What causes Lyme disease?
Lyme disease is an infectious disease caused by a tick bite. These ticks, the deer tick in the Northeast and the western black-legged tick in the Pacific Northwest, carry the bacterium Borrelia burgdorferi, which causes the disease. The bacterium usually lives in rodents and other small animals and is transmitted when a tick bites an infected animal and then bites a human.
Transmission to humans occurs most commonly in the summer when people are most likely to be outdoors and ticks are most active.
What are the risk factors for Lyme disease?
A number of factors increase the risk of developing Lyme disease. Not all people with risk factors will get Lyme disease.

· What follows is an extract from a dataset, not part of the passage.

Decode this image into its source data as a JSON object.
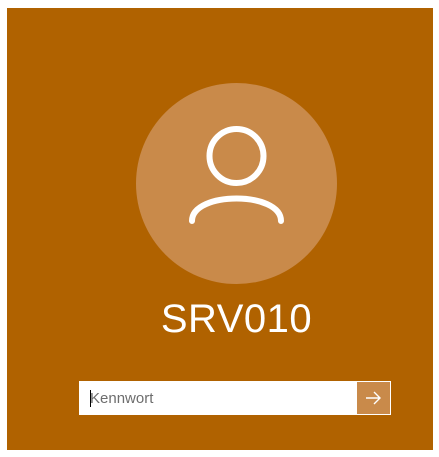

Risk factors for Lyme disease include:
- Autoimmune disease (overactive immune response that causes the body to attack its own cells) or other conditions that compromise your immunity
- Contact with animals, especially those that are prone to tick bites
- Exposed skin unprotected by insect repellant and clothing
- Extensive time spent outdoors, especially in the spring and summer
- Extreme youth or advanced age
- Hiking or camping in tick-infested areas
Reducing your risk of Lyme disease
You may be able to lower your risk of Lyme disease by:
- Applying insect repellant containing DEET if you will be outside
- Avoiding areas of potential tick infestation
- Removing leaf debris, brush, and wood piles from your property
- Wearing light-colored clothing (allowing ticks to be more easily spotted and removed)
- Wearing long-sleeved shirts, tucked-in pants, and high boots if entering areas of possible infestation
What is Lyme disease?
Lyme disease is an infectious disease caused by the bacterium Borrelia burgdorferi, which is transmitted through tick bites. The infection resulting from these bites causes swelling, joint pain, rash, and flu-like symptoms. The disease can affect the nervous system, as well, causing headaches, Read more about lyme disease introduction
What are the symptoms of Lyme disease?
Symptoms of Lyme disease include rash, fever, aches and swelling. You may feel like you have the flu. Left untreated, symptoms can become more serious and include joint swelling and arthritis (inflammation of the joints), especially of the knees. Lyme disease can also affect the nervous system causing stiffness, headache, loss of muscle tone, and even paralysis.... Read more about lyme disease symptoms
How is Lyme disease treated?
If you suspect that you have Lyme disease, your health care provider will perform a series of tests, including drawing your blood to determine whether you have antibodies to the bacteria that cause Lyme disease. Not all of these blood tests are conclusive for Lyme disease, but your doctor will consider the test results together with your symptoms to make a diagnosis.... Read more about lyme disease treatments